Somebody recently asked about ‘a priest in the family’ which prompted me to write this post.
History can be enchanting or boring – some like it and some don’t. With that in mind, I’ve been as brief as will allow an overview for context and links for those who like to know more.
A Priest in the Family
Having a priest in the family was perceived as a status symbol in the 20th century. If there were priests in a previous generation, then it may be ‘expected’ in the next.
Under British Rule
Ireland of the early 1800’s was under British rule including the ‘Penal Laws’ and although priests existed, they were outside the law until Catholic Emancipation culminated in the passing of the Roman Catholic Relief Act 1829.

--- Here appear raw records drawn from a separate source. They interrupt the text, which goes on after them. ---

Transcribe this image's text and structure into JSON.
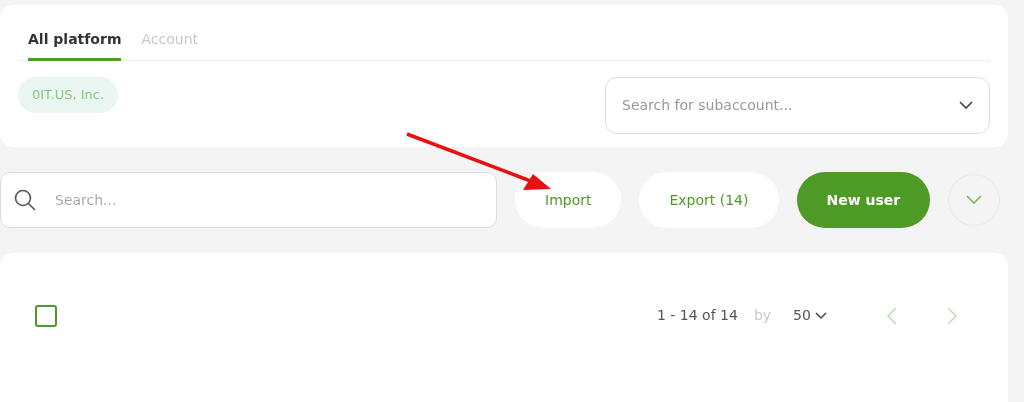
{
  "tabs": [
    {
      "label": "All platform",
      "selected": true
    },
    {
      "label": "Account",
      "selected": false
    }
  ],
  "account_chip": "0IT.US, Inc.",
  "subaccount_select": {
    "placeholder": "Search for subaccount..."
  },
  "search": {
    "placeholder": "Search..."
  },
  "buttons": [
    {
      "label": "Import",
      "kind": "outline"
    },
    {
      "label": "Export (14)",
      "kind": "outline"
    },
    {
      "label": "New user",
      "kind": "primary"
    }
  ],
  "table": {
    "select_all": {
      "checked": false
    },
    "pagination": {
      "range": "1 - 14 of 14",
      "by": "by",
      "page_size": "50",
      "prev_disabled": true,
      "next_disabled": true
    }
  }
}
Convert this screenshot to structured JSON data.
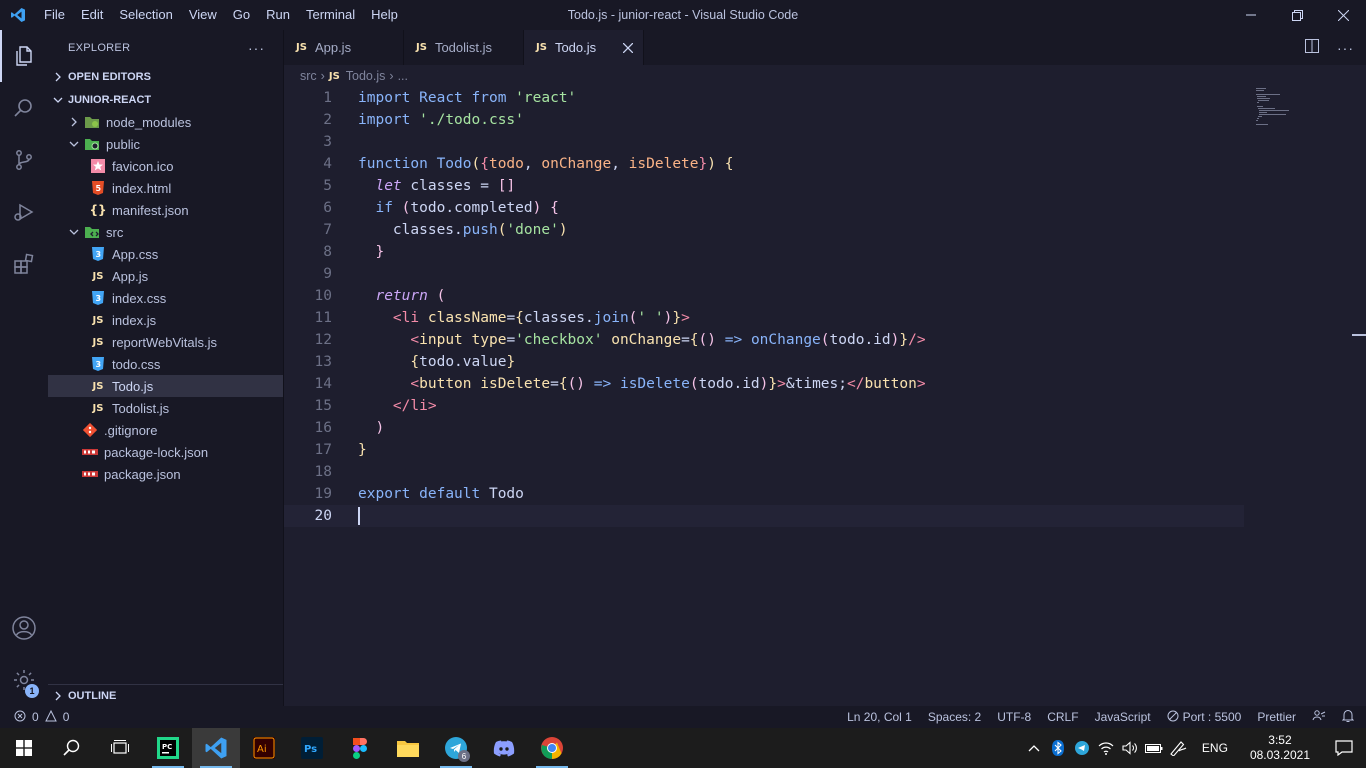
{
  "window": {
    "title": "Todo.js - junior-react - Visual Studio Code",
    "menu": [
      "File",
      "Edit",
      "Selection",
      "View",
      "Go",
      "Run",
      "Terminal",
      "Help"
    ]
  },
  "sidebar": {
    "header": "EXPLORER",
    "more": "···",
    "open_editors": "OPEN EDITORS",
    "project": "JUNIOR-REACT",
    "tree": [
      {
        "name": "node_modules",
        "type": "folder-closed",
        "icon": "node-folder-icon"
      },
      {
        "name": "public",
        "type": "folder-open",
        "icon": "public-folder-icon"
      },
      {
        "name": "favicon.ico",
        "type": "file",
        "icon": "favicon-icon"
      },
      {
        "name": "index.html",
        "type": "file",
        "icon": "html-icon"
      },
      {
        "name": "manifest.json",
        "type": "file",
        "icon": "json-icon"
      },
      {
        "name": "src",
        "type": "folder-open",
        "icon": "src-folder-icon"
      },
      {
        "name": "App.css",
        "type": "file",
        "icon": "css-icon"
      },
      {
        "name": "App.js",
        "type": "file",
        "icon": "js-icon"
      },
      {
        "name": "index.css",
        "type": "file",
        "icon": "css-icon"
      },
      {
        "name": "index.js",
        "type": "file",
        "icon": "js-icon"
      },
      {
        "name": "reportWebVitals.js",
        "type": "file",
        "icon": "js-icon"
      },
      {
        "name": "todo.css",
        "type": "file",
        "icon": "css-icon"
      },
      {
        "name": "Todo.js",
        "type": "file",
        "icon": "js-icon",
        "selected": true
      },
      {
        "name": "Todolist.js",
        "type": "file",
        "icon": "js-icon"
      },
      {
        "name": ".gitignore",
        "type": "file",
        "icon": "git-icon"
      },
      {
        "name": "package-lock.json",
        "type": "file",
        "icon": "npm-icon"
      },
      {
        "name": "package.json",
        "type": "file",
        "icon": "npm-icon"
      }
    ],
    "outline": "OUTLINE"
  },
  "tabs": [
    {
      "label": "App.js",
      "badge": "JS"
    },
    {
      "label": "Todolist.js",
      "badge": "JS"
    },
    {
      "label": "Todo.js",
      "badge": "JS",
      "active": true
    }
  ],
  "breadcrumb": {
    "folder": "src",
    "badge": "JS",
    "file": "Todo.js",
    "more": "..."
  },
  "editor": {
    "line_numbers": [
      "1",
      "2",
      "3",
      "4",
      "5",
      "6",
      "7",
      "8",
      "9",
      "10",
      "11",
      "12",
      "13",
      "14",
      "15",
      "16",
      "17",
      "18",
      "19",
      "20"
    ],
    "current_line": 20
  },
  "status": {
    "errors": "0",
    "warnings": "0",
    "position": "Ln 20, Col 1",
    "spaces": "Spaces: 2",
    "encoding": "UTF-8",
    "eol": "CRLF",
    "language": "JavaScript",
    "port": "Port : 5500",
    "formatter": "Prettier"
  },
  "settings_badge": "1",
  "taskbar": {
    "language": "ENG",
    "time": "3:52",
    "date": "08.03.2021",
    "telegram_badge": "6"
  },
  "colors": {
    "bg": "#1e1e2e",
    "sidebar": "#181825",
    "accent": "#89b4fa",
    "js_badge": "#f9e2af"
  }
}
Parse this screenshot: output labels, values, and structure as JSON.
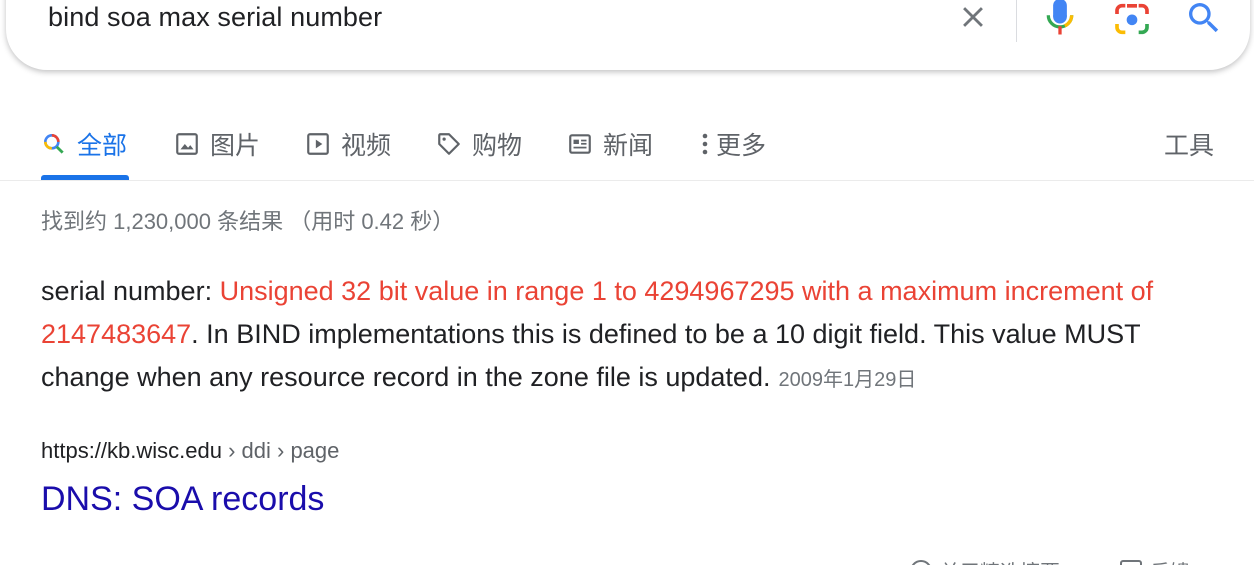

Although the laws remained, enforcement had somewhat lessened – this is the main reason why so few catholic records exist in Ireland before 1810. St Patrick’s College, Maynooth was established on 5 June 1795, for the education of Catholic priests in Ireland. Until this time under the penal laws they had to travel to Europe to study. The first priests where ordained in Ireland in June 1800
Poverty in Ireland
It is difficult to convey the true level of poverty of the general population of the early 1800’s in a way that is easily understood in today’s terms. Suffice to say ‘having a priest in the family’ was an aspiration of those who could afford his education. This placed them above those who had enough to survive and a couple of classes above the majority of the population, the labours / cottiers and the very poorest who were without work, without a plot to grow food or a roof over their heads
There was an ‘old saying’ defining it as a status symbol in the early/mid 1900’s – one was considered to be ‘comfortable’ with a ‘priest in the family and a pump in the yard’.
To understand ‘comfortable’ in this context, it is necessary to know the prevailing conditions.
An Altered Landscape
Millions of Irish people had starved to death or emigrated. The ‘Land Question’ continued, many of the wealthier landowners had lost their land through the Encumbered Estates Court which was established in 1849. Following their endebtedness as a result of the Great Hunger approx 8,000 estates were sold. This land was often purchased by speculators who inflicted further hardships on tenants through rent increases and were considered worse than their former landlords.
The Irish Question – Land
It was not until The Landlord and Tenant (Ireland) Act 1870 that the Irish tenant had some rights. Further legislation improved conditions over the next 30 years. It was the Wyndham Act – the Land Purchase (Ireland) Act (1903) that finished off landlordism control over tenants and made it easier for tenants to purchase land.
The 20th century landscape of the Irish population had changed dramatically
The Struggle Continued
Another 30 years of struggle, world war, rebellion and civil war would pass before the effects of this legislation filtered down and the majority of the Irish population began to benefit.
It is only at this point that an ordinary Irish catholic could aspire to have ‘a priest in the family’.